On the other hand, executive bylaws for new legislation governing the operations of NGOs were published in the Official Gazette. According to the Cabinet spokerperson "the new law will facilitate the financial transactions of NGOs, allowing them to receive cash and funds from inside and outside of Egypt from persons or legal entities, as well as foreign NGOs unauthorised to work in the country…. the new law does not include any penalties that involve the incarceration of NGO workers, with fines being imposed in case of violations".

However, there are different opinions on the bylaws, some pointing to positive changes in the rules governing foreign funding while others warning that the regulations may reproduce a restrictive environment for civil society with security agencies granted the right to oversee the work of NGOs.

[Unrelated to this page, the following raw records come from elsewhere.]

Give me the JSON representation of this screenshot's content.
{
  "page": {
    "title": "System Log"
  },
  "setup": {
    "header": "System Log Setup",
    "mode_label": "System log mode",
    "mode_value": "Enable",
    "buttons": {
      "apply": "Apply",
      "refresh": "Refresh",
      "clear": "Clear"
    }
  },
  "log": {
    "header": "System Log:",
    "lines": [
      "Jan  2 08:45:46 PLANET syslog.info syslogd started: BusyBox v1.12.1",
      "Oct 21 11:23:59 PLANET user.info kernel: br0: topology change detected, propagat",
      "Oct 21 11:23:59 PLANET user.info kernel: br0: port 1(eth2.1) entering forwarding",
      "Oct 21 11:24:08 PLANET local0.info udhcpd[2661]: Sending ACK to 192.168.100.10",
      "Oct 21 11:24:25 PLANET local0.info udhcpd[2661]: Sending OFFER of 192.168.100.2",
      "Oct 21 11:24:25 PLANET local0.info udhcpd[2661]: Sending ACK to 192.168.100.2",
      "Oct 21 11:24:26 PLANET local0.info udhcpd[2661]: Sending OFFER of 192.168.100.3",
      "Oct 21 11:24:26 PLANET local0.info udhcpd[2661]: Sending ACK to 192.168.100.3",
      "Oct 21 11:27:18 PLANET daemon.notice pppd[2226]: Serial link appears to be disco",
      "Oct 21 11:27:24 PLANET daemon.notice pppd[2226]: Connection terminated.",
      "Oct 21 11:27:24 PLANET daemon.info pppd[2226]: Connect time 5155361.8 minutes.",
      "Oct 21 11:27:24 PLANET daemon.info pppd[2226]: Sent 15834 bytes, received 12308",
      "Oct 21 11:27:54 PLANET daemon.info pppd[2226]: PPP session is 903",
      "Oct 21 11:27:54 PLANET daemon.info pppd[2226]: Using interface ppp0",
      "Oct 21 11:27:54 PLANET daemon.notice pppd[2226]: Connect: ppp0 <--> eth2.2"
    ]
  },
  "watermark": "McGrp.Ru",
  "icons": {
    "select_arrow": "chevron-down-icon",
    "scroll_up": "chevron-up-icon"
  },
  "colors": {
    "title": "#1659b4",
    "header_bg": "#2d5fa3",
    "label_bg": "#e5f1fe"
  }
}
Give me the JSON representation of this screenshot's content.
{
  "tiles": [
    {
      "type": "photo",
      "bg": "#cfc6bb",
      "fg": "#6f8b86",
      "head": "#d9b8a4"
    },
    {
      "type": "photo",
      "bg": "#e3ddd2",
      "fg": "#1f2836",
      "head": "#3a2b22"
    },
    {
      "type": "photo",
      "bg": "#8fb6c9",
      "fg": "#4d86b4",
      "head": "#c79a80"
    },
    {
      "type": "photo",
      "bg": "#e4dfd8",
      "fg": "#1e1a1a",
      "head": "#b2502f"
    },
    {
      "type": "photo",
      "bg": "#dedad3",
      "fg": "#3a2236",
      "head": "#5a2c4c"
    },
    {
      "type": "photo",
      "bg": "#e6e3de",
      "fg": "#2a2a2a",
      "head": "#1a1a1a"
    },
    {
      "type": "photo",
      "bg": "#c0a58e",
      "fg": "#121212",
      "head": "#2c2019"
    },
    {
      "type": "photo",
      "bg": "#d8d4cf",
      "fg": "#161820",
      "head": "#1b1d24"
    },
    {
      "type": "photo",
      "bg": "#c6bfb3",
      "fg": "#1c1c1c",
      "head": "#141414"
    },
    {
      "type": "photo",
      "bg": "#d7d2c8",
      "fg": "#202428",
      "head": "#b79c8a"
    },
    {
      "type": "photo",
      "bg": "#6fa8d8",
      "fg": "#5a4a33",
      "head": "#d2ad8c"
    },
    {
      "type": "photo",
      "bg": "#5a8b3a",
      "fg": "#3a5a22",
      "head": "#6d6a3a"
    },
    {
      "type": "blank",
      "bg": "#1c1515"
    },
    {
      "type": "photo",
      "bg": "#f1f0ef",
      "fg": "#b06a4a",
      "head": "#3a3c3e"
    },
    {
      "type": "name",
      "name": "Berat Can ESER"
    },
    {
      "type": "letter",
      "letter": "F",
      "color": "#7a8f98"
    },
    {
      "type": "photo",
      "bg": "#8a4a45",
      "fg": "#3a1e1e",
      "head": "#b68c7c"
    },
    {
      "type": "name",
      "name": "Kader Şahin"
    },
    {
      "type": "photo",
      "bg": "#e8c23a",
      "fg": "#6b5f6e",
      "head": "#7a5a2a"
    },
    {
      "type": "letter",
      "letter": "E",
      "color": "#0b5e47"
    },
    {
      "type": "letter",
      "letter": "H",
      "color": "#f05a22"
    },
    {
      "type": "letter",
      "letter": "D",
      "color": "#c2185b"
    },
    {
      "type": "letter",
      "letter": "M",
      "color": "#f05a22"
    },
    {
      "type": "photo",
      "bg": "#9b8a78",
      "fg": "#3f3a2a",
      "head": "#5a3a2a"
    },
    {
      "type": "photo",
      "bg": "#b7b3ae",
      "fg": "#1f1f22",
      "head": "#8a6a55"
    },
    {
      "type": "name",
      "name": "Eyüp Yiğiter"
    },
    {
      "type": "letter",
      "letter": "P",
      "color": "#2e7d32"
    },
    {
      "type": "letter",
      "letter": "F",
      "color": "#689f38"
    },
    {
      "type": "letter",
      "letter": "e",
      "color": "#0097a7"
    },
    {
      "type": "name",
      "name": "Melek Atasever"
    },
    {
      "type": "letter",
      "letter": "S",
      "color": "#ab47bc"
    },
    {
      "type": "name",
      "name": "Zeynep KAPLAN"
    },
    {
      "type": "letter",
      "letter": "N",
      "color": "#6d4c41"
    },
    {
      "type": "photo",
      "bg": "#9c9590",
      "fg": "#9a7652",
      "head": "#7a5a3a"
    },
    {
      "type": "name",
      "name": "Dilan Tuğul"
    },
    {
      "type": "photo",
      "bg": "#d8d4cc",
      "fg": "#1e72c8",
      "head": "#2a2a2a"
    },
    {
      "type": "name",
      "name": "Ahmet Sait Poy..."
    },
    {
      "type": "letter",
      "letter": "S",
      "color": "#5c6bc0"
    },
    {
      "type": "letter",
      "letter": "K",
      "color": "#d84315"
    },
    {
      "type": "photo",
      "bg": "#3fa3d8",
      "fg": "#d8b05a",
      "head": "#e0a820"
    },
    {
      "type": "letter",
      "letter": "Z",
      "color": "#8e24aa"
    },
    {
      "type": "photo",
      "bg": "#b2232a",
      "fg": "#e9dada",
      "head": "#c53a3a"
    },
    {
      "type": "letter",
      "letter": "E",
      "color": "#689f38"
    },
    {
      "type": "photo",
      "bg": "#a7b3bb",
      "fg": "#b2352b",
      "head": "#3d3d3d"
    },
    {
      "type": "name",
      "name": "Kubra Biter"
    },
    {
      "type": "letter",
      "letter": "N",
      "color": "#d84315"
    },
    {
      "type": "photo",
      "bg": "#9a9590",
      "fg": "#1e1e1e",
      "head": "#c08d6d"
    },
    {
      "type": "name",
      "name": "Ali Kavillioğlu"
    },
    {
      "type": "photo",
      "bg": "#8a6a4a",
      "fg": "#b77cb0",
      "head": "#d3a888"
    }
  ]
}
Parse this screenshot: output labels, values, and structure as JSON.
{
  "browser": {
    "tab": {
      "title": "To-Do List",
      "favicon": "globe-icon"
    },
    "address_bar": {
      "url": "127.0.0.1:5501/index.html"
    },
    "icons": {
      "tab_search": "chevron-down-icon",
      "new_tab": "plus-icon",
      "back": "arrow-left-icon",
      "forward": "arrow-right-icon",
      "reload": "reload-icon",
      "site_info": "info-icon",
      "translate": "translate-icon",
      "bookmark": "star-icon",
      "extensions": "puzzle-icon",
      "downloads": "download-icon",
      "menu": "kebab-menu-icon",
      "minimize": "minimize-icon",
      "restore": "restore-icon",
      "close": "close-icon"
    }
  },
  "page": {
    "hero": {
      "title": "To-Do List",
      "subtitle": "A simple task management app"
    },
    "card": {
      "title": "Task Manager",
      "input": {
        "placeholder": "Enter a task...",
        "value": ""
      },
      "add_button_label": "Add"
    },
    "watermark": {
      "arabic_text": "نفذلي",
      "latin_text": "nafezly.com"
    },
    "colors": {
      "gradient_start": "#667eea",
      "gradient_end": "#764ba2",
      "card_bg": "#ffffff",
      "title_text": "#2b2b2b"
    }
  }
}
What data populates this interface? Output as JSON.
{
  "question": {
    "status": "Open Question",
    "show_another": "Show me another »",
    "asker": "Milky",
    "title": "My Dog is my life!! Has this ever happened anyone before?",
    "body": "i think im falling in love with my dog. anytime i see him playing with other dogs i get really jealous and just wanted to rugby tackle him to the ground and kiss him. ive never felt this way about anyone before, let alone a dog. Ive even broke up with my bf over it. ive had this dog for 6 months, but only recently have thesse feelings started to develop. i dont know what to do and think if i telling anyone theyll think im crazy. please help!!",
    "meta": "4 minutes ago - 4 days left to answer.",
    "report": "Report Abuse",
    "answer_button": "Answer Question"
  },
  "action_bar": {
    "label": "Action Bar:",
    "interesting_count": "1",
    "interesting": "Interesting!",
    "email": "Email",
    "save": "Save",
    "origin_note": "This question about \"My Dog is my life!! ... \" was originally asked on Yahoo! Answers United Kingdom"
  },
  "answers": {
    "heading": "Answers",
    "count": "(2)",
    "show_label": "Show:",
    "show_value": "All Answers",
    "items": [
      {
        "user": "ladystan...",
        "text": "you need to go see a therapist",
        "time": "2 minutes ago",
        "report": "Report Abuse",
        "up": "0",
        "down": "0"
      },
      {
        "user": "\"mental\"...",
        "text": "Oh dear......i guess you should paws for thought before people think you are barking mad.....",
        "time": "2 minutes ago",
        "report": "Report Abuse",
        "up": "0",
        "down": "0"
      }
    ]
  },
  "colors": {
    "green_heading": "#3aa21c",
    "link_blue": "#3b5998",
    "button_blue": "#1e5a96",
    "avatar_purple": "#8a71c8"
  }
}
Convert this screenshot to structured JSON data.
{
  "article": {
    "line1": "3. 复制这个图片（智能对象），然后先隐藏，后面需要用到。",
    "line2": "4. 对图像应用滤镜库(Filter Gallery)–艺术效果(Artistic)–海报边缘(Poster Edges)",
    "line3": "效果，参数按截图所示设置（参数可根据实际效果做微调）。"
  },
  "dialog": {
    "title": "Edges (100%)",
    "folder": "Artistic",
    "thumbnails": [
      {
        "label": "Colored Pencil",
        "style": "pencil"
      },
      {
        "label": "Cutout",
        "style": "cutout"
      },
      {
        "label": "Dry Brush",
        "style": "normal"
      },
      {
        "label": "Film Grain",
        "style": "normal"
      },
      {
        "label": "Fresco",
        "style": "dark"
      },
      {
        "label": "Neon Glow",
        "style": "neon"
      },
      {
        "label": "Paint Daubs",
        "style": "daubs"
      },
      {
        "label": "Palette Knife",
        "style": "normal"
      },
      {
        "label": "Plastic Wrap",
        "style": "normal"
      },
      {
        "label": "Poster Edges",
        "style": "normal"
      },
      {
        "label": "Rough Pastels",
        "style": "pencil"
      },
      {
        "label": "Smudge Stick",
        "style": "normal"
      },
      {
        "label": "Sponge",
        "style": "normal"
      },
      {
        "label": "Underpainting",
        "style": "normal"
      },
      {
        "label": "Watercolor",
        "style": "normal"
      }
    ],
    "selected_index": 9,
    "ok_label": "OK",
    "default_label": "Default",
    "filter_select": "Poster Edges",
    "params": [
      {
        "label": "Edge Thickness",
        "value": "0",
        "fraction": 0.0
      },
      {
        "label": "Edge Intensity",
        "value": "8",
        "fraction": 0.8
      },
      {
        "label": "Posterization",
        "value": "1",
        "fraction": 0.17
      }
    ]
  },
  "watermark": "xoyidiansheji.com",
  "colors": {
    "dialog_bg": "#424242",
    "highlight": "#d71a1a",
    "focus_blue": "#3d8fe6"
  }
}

Since 25th January marked the tenth year of the Egyptian people's movement protest which toppled the Egyptian government, a call to prevent the restrictions on freedom of speech was restated by human rights organisations. AFTE made a call referring to the case of cartoonist Ashraf Hamdy. Hamdy was arrested after his YouTube post entitled “Egyptoon” which dealt with the 10th anniversary of the revolution.

The Committee to Protect Journalists (CPJ) condemned the cartoonist’s arrest:

“Ten years ago, the Egyptian people toppled Hosni Mubarak’s regime during the Arab Spring uprising that called for greater freedom. Today, President Abdelfattah al-Sisi’s government is arresting journalists who dare to recall that historic event. Authorities must immediately release Ashraf Hamdi and drop any charges against him,”- CPJ Middle East and North Africa Program Coordinator Sherif Mansour.

The crackdown on reporters continues through arrests and detentions in Egypt. According to Reporters Without Borders (RSF), the number of journalists and bloggers detained in Egypt now stands at 33. However, in a positive development, Al Jazeera producer Mahmoud Hussein was released conditionally after four years in prison. However, the RSF warned:

“He has yet to be fully vindicated in as much as his conditional release still leaves him as a suspect in the eyes of the authorities,” - Sabrina Bennoui, the head of RSF’s Middle East desk.

The Coalition for Women in Journalism documented that freelance journalist Solafa Magdy was physically and sexually assaulted in police custody. Solafa and her husband were first arrested on 26th November 2019. CFWIJ reports that “she was reportedly dragged across the floor and stripped of all her clothes. Solafa suffered heavy bleeding after one of these brutal attacks.” The two freelance journalists were arrested for “allegedly spreading lies and being part of a terrorist organisation”. As a journalist Solafa covered human rights and minorities. The CFWIJ said:

“We urge state authorities in Egypt to investigate police misconduct in prisons. We offer our full support and solidarity to Solafa Magdy and her family. We demand an end to the unjustified detention and torment of Solafa, calling for her immediate release.”

Similarly, the RSF also condemned the harassment faced by Solafa.

“It is high time for Solafa Magdy’s ordeal to end. There can be only one response to these extremely disturbing accounts – her immediate release so that she can receive urgent medical care. This journalist poses no threat to her country’s security and her continuing detention is completely unjustified,” Sabrina Bennoui, the head of RSF’s Middle East desk.